In an effort to jolt the state’s economy back to life, Local First Arizona is encouraging Arizonans to shift 10 percent of their purchases to local businesses.
Ten percent might not seem like a lot, but when even a small amount is fed into a local economy, it can grow exponentially. The shift can be made anywhere from banking, food, products or services.
This year-long campaign, called Shift Arizona, is modeled after an economic impact study performed in Grand Rapids, Mich. The study showed that a 10 percent shift by all residents would create 1,600 new jobs, local wages would increase by $50 million and $130 million would be fed into the local economy.
This study is driving Shift Arizona to strengthen Arizona’s economy and foster civic pride along the way.
“A vibrant, robust local business community is what I look forward to,” as a result of Shift Arizona, says Adam Goodman, president of Goodman’s Interior Structures and a Local First Arizona member.
Taking part in Shift Arizona isn’t only about shopping at local boutiques, it’s about buying locally made products and purchasing services provided by locally owned companies, says Kimber Lanning, founder and director of Local First Arizona.
Lanning suggests making a few simple shifts, such as dining at local restaurants, frequenting local theaters, or stopping at a local coffee shop every fifth time you grab a cup of joe — she understands that Starbucks habit is tough to break.
Local First Arizona’s website provides a list of locally owned businesses to help make your transition easier.
However, buying local doesn’t mean completely changing your routine, Lanning says. Many chain stores, such as Target and Walmart, stock Arizona-made products like Shamrock Farms, China Mist teas and Hickman’s eggs, Lanning says.

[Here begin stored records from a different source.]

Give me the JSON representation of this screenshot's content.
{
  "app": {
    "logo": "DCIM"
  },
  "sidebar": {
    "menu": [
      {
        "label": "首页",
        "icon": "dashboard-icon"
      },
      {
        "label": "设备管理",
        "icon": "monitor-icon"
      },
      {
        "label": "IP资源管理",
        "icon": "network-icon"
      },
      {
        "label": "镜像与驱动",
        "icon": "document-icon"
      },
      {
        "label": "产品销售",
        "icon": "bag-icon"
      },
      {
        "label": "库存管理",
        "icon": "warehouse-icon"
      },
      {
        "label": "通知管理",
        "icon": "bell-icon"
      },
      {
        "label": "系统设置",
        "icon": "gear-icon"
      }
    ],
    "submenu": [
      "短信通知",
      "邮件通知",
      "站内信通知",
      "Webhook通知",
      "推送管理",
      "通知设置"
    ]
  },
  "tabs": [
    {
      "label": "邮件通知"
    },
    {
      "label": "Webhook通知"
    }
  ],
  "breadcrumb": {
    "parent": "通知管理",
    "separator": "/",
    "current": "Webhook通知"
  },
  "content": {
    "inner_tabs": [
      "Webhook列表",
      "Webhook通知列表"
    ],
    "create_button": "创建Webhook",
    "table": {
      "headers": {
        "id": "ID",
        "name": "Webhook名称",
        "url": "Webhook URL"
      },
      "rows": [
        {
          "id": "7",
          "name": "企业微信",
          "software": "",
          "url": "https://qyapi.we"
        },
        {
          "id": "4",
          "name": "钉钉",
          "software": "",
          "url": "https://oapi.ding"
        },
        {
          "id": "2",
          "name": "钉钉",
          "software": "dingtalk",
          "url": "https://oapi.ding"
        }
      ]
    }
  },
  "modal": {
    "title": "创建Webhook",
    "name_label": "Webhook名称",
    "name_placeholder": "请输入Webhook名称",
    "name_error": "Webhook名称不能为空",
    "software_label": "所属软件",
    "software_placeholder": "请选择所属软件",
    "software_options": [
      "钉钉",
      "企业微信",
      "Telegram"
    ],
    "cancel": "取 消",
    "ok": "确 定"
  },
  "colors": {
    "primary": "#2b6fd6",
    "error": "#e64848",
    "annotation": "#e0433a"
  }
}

Local companies care about and support other local organizations, charities and businesses, while a national company will support the local businesses near its headquarters, Goodman says.
Buying local will affect much more than just that one business; it will create spending throughout the community, Goodman says. He adds that his own business is looking at what it can do to spend more money locally.
Shift Arizona also is dispelling the myth that local stores are more expensive than national chains, Lanning says. Oil changes and pet food are often cheaper at local stores, she says.
In a continuingly tough economic climate, Shift Arizona is championing using your wallet as you would use your vote.
“We’re at a point in time where the discussion amongst our elected officials revolves around whether we want our taxes raised or our services cut, but in reality, through our purchasing power, citizens can grow the economy without spending any more money,” Lanning says. “We just need to make our money shift to a more locally based economy.”
Lanning says Arizonans can boost the economy not by spending more money, but by spending their money a little more thoughtfully.